Firstly, the period of weak flow in the GFS forecast should mean relatively calm and clear conditions at resorts. Furthermore, Monday and Tuesday are very confidently off the table in forecast ensembles (e.g., GEFS) when it comes to new snow. My suggestion is that the early-week runs will be under blue skies. Cloud cover can possibly become more diffuse closer to Wednesday as the next disturbance and increased moisture approaches. However, I’m willing to bet both Monday and Tuesday will ski pretty blue when the sun’s out.
Wednesday & Thursday Powder
Secondly, the Wednesday-Thursday disturbance is interesting. The pineapple express is running tropical moisture into the southwestern US ahead of an approaching Low. These atmospheric river (AR) events occur for specific synoptic setups. Specifically, this AR takes advantage of the eastern Pacific Low and the eastern US High that usher in a stream of moist air (see below)
AR events typically don’t hit the hardest in the interior US because high mountain ranges block much of the moisture along its way into the US. For example, you can thank the Sierras for rain-shadowing much of the Great Basin in Nevada during AR events. However, an AR that tracks through the southwest can shoot pretty far and relatively unobstructed, as is the case Wednesday. The taste of moisture, along with plenty of available uplift, will be enough to dump a load of powder Wednesday in the Wasatch.

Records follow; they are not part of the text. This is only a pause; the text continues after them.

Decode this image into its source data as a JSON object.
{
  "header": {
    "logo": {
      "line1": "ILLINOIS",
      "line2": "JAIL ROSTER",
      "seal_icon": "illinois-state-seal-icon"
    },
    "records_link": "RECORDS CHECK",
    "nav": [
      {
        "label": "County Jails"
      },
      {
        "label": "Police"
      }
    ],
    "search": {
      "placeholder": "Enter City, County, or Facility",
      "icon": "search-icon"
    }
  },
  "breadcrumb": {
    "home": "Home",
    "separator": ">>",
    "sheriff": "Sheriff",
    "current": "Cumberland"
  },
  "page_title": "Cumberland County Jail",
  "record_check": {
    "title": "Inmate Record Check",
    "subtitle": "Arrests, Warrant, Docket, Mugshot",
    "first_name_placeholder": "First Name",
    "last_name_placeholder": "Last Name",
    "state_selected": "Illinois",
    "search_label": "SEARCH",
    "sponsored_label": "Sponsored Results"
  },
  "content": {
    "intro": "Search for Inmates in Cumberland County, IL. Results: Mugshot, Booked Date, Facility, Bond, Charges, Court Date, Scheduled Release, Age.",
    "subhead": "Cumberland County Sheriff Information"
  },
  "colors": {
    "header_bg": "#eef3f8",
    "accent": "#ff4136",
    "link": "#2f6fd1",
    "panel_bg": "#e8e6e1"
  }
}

Given that we’re three days away, I think it’s appropriate to release an initial snowfall forecast for Wasatch resorts. At this point, the range of possibilities is more important than the mean, or than any single estimate.
Friday & Saturday Powder
Finally, another disturbance will impact resorts on Friday and Saturday. Substantial uncertainty exists in the forecast’s details, but this event will likely be different from Wednesday’s storm. Friday’s system seems notably weaker and a tad warmer. We’ll be monitoring the forecasts and trends in the forecasts, so check back this week for more details on this storm.
Until then, enjoy the early week ski. Should be another great couple of bluebird days.